Scan the entries below, and for each line that includes the word "with", make a copy.

◇ ◇ ◇ ◇

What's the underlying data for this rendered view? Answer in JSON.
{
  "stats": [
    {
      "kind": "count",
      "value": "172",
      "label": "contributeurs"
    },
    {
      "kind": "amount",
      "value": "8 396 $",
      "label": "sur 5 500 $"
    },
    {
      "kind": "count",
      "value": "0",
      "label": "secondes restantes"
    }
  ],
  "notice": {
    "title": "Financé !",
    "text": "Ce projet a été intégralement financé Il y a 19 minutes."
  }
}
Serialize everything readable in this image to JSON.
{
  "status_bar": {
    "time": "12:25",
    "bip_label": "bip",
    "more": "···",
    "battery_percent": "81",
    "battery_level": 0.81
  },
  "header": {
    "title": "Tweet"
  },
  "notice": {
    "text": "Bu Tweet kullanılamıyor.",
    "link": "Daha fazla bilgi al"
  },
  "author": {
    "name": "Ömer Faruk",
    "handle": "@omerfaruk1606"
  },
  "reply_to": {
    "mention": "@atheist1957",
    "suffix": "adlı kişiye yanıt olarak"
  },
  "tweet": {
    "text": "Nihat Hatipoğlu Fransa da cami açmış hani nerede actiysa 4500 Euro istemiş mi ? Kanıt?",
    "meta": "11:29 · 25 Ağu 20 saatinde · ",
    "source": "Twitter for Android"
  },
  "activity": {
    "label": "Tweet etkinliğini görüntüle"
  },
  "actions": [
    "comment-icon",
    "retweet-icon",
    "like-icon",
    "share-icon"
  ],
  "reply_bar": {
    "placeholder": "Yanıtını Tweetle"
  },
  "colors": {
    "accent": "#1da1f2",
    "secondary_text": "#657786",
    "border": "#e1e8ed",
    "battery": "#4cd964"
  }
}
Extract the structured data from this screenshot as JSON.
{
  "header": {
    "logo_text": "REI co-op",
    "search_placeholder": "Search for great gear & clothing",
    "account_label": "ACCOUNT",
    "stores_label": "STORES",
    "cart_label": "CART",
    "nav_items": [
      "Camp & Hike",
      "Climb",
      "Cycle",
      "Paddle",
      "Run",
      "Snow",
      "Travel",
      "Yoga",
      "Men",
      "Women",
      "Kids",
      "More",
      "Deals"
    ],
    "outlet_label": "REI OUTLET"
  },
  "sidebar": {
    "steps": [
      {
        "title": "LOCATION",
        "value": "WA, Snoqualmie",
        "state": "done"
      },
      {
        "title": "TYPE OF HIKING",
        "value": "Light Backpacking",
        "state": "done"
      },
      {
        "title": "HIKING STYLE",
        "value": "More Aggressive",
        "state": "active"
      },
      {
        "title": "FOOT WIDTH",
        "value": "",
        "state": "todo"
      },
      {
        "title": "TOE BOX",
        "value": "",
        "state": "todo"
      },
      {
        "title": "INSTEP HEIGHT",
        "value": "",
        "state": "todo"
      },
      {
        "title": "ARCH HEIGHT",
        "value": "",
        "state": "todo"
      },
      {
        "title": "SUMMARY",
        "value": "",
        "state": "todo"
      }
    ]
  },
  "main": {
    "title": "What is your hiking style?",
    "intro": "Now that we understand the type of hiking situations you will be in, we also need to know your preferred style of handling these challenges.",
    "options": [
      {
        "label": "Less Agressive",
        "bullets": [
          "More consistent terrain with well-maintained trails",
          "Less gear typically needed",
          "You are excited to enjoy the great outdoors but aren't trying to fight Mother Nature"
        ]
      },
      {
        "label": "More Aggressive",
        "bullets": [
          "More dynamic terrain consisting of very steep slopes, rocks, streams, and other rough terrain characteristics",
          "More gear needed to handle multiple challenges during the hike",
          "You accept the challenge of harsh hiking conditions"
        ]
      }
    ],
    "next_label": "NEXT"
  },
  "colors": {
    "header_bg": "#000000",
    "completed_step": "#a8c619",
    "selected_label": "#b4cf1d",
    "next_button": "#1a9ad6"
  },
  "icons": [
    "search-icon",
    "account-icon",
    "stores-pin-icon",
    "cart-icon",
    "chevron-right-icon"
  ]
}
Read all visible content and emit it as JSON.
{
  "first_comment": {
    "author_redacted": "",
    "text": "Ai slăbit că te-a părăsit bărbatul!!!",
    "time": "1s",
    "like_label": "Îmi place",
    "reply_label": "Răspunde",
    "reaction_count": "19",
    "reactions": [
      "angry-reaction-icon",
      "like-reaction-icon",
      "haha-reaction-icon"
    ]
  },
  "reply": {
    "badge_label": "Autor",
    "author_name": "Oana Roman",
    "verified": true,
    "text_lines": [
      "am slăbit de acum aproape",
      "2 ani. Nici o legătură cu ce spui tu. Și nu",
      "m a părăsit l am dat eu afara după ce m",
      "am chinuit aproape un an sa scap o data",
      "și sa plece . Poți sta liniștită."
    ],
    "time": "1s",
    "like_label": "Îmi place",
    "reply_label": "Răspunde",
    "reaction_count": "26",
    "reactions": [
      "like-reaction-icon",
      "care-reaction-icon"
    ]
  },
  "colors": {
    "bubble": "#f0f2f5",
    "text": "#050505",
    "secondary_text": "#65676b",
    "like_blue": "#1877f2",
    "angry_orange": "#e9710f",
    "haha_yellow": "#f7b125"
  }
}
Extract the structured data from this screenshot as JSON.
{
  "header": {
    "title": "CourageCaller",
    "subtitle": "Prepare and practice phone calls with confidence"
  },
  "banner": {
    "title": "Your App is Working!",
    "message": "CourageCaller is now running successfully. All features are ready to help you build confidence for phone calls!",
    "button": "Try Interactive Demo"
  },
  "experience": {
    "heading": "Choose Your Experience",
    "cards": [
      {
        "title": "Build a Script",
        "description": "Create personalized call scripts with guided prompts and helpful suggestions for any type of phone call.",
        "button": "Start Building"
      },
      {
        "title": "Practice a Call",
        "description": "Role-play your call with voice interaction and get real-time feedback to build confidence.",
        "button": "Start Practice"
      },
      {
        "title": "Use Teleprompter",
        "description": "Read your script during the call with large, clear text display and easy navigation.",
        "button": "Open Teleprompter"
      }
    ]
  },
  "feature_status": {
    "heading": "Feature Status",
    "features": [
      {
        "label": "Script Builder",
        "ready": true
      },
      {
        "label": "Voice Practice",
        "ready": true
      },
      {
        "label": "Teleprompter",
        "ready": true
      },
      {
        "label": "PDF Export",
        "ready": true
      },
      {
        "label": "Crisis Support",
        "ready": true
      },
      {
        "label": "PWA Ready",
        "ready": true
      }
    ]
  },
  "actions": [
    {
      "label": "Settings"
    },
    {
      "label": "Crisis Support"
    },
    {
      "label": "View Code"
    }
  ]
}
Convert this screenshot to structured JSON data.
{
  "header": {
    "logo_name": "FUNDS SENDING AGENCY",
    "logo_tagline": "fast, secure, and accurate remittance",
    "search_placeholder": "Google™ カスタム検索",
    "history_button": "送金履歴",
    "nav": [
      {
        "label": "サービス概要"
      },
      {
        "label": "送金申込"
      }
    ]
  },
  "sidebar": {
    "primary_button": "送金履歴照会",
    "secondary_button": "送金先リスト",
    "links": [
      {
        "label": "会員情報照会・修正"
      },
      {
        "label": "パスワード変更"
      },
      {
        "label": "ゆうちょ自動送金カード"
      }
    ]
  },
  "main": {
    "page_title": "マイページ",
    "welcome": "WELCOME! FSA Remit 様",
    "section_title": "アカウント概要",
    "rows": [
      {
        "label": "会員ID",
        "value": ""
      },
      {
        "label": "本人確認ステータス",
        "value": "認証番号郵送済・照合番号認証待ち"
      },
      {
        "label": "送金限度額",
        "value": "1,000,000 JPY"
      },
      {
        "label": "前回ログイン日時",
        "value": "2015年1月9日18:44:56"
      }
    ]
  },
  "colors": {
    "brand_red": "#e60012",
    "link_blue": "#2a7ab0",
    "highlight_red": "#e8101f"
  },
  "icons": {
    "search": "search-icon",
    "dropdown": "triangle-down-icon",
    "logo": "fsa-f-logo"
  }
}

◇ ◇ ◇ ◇

YOUR SOLUTION
          "More consistent terrain with well-maintained trails",
    "subtitle": "Prepare and practice phone calls with confidence"
        "description": "Create personalized call scripts with guided prompts and helpful suggestions for any type of phone call.",
        "description": "Role-play your call with voice interaction and get real-time feedback to build confidence.",
        "description": "Read your script during the call with large, clear text display and easy navigation.",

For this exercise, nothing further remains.